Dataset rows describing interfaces
· · · ·
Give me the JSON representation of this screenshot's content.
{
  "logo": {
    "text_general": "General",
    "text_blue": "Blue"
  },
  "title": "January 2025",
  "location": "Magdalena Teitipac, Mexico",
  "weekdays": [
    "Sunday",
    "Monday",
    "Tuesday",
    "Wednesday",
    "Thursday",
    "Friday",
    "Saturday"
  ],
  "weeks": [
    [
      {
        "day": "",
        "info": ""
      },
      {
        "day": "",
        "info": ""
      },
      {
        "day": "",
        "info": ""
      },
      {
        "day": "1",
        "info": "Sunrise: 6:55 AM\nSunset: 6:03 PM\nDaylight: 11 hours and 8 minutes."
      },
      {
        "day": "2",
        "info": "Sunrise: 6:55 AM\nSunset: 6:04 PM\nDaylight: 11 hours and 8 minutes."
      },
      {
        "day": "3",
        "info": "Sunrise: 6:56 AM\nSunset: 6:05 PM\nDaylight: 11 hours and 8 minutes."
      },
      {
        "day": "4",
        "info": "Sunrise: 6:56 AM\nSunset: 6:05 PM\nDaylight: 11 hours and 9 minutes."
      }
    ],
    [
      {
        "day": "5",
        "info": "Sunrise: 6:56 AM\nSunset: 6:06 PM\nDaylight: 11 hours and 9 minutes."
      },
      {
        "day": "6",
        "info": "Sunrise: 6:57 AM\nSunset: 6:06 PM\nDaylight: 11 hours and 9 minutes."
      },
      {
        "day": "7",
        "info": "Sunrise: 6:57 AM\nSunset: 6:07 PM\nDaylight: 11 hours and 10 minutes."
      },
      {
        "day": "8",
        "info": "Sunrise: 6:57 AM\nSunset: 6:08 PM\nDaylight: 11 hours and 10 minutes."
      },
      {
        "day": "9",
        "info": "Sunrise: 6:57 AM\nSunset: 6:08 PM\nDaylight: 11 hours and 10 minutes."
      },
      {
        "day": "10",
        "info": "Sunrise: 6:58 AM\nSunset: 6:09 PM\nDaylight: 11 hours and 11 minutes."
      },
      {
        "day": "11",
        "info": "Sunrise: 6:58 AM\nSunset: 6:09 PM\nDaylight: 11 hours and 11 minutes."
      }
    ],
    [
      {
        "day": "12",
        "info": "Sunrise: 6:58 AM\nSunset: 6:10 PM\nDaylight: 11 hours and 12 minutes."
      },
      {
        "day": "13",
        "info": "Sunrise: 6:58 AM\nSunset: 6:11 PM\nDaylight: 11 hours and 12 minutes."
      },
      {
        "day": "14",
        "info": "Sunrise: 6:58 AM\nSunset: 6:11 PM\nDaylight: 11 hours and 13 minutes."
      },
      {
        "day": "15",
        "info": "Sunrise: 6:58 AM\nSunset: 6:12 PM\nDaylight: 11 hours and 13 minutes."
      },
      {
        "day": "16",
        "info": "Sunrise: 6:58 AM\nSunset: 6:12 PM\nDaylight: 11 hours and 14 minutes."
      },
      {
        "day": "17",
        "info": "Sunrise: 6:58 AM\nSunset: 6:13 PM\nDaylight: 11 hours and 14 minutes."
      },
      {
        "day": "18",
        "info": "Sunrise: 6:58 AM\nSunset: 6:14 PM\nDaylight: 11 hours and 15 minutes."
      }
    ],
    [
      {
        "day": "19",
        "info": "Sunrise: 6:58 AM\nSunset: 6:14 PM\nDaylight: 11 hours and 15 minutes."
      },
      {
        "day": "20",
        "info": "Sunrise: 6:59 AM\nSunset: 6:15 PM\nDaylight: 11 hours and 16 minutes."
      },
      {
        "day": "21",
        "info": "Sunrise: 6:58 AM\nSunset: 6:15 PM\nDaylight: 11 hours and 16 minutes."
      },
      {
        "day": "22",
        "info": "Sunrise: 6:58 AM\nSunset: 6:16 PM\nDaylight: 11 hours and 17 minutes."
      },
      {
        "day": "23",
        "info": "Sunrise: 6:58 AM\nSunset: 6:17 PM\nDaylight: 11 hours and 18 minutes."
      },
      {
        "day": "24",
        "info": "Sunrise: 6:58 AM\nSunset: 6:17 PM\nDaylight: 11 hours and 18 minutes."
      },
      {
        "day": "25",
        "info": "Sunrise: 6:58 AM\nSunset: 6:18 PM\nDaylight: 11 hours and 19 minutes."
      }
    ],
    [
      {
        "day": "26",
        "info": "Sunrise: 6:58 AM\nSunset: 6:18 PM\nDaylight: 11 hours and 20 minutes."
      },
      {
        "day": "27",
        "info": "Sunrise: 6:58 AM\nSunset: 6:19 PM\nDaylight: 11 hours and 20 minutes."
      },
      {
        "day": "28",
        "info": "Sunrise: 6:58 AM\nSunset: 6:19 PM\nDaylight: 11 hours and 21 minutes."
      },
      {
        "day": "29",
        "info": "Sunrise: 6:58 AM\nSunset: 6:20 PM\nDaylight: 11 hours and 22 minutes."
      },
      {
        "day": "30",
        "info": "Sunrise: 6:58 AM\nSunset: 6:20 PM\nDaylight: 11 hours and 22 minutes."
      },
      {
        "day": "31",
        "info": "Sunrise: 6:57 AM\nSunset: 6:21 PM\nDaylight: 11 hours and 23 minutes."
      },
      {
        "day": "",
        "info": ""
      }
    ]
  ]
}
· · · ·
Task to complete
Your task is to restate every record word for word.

Exercise solution
Give me the JSON representation of this screenshot's content.
{
  "logo": {
    "text_general": "General",
    "text_blue": "Blue"
  },
  "title": "January 2025",
  "location": "Magdalena Teitipac, Mexico",
  "weekdays": [
    "Sunday",
    "Monday",
    "Tuesday",
    "Wednesday",
    "Thursday",
    "Friday",
    "Saturday"
  ],
  "weeks": [
    [
      {
        "day": "",
        "info": ""
      },
      {
        "day": "",
        "info": ""
      },
      {
        "day": "",
        "info": ""
      },
      {
        "day": "1",
        "info": "Sunrise: 6:55 AM\nSunset: 6:03 PM\nDaylight: 11 hours and 8 minutes."
      },
      {
        "day": "2",
        "info": "Sunrise: 6:55 AM\nSunset: 6:04 PM\nDaylight: 11 hours and 8 minutes."
      },
      {
        "day": "3",
        "info": "Sunrise: 6:56 AM\nSunset: 6:05 PM\nDaylight: 11 hours and 8 minutes."
      },
      {
        "day": "4",
        "info": "Sunrise: 6:56 AM\nSunset: 6:05 PM\nDaylight: 11 hours and 9 minutes."
      }
    ],
    [
      {
        "day": "5",
        "info": "Sunrise: 6:56 AM\nSunset: 6:06 PM\nDaylight: 11 hours and 9 minutes."
      },
      {
        "day": "6",
        "info": "Sunrise: 6:57 AM\nSunset: 6:06 PM\nDaylight: 11 hours and 9 minutes."
      },
      {
        "day": "7",
        "info": "Sunrise: 6:57 AM\nSunset: 6:07 PM\nDaylight: 11 hours and 10 minutes."
      },
      {
        "day": "8",
        "info": "Sunrise: 6:57 AM\nSunset: 6:08 PM\nDaylight: 11 hours and 10 minutes."
      },
      {
        "day": "9",
        "info": "Sunrise: 6:57 AM\nSunset: 6:08 PM\nDaylight: 11 hours and 10 minutes."
      },
      {
        "day": "10",
        "info": "Sunrise: 6:58 AM\nSunset: 6:09 PM\nDaylight: 11 hours and 11 minutes."
      },
      {
        "day": "11",
        "info": "Sunrise: 6:58 AM\nSunset: 6:09 PM\nDaylight: 11 hours and 11 minutes."
      }
    ],
    [
      {
        "day": "12",
        "info": "Sunrise: 6:58 AM\nSunset: 6:10 PM\nDaylight: 11 hours and 12 minutes."
      },
      {
        "day": "13",
        "info": "Sunrise: 6:58 AM\nSunset: 6:11 PM\nDaylight: 11 hours and 12 minutes."
      },
      {
        "day": "14",
        "info": "Sunrise: 6:58 AM\nSunset: 6:11 PM\nDaylight: 11 hours and 13 minutes."
      },
      {
        "day": "15",
        "info": "Sunrise: 6:58 AM\nSunset: 6:12 PM\nDaylight: 11 hours and 13 minutes."
      },
      {
        "day": "16",
        "info": "Sunrise: 6:58 AM\nSunset: 6:12 PM\nDaylight: 11 hours and 14 minutes."
      },
      {
        "day": "17",
        "info": "Sunrise: 6:58 AM\nSunset: 6:13 PM\nDaylight: 11 hours and 14 minutes."
      },
      {
        "day": "18",
        "info": "Sunrise: 6:58 AM\nSunset: 6:14 PM\nDaylight: 11 hours and 15 minutes."
      }
    ],
    [
      {
        "day": "19",
        "info": "Sunrise: 6:58 AM\nSunset: 6:14 PM\nDaylight: 11 hours and 15 minutes."
      },
      {
        "day": "20",
        "info": "Sunrise: 6:59 AM\nSunset: 6:15 PM\nDaylight: 11 hours and 16 minutes."
      },
      {
        "day": "21",
        "info": "Sunrise: 6:58 AM\nSunset: 6:15 PM\nDaylight: 11 hours and 16 minutes."
      },
      {
        "day": "22",
        "info": "Sunrise: 6:58 AM\nSunset: 6:16 PM\nDaylight: 11 hours and 17 minutes."
      },
      {
        "day": "23",
        "info": "Sunrise: 6:58 AM\nSunset: 6:17 PM\nDaylight: 11 hours and 18 minutes."
      },
      {
        "day": "24",
        "info": "Sunrise: 6:58 AM\nSunset: 6:17 PM\nDaylight: 11 hours and 18 minutes."
      },
      {
        "day": "25",
        "info": "Sunrise: 6:58 AM\nSunset: 6:18 PM\nDaylight: 11 hours and 19 minutes."
      }
    ],
    [
      {
        "day": "26",
        "info": "Sunrise: 6:58 AM\nSunset: 6:18 PM\nDaylight: 11 hours and 20 minutes."
      },
      {
        "day": "27",
        "info": "Sunrise: 6:58 AM\nSunset: 6:19 PM\nDaylight: 11 hours and 20 minutes."
      },
      {
        "day": "28",
        "info": "Sunrise: 6:58 AM\nSunset: 6:19 PM\nDaylight: 11 hours and 21 minutes."
      },
      {
        "day": "29",
        "info": "Sunrise: 6:58 AM\nSunset: 6:20 PM\nDaylight: 11 hours and 22 minutes."
      },
      {
        "day": "30",
        "info": "Sunrise: 6:58 AM\nSunset: 6:20 PM\nDaylight: 11 hours and 22 minutes."
      },
      {
        "day": "31",
        "info": "Sunrise: 6:57 AM\nSunset: 6:21 PM\nDaylight: 11 hours and 23 minutes."
      },
      {
        "day": "",
        "info": ""
      }
    ]
  ]
}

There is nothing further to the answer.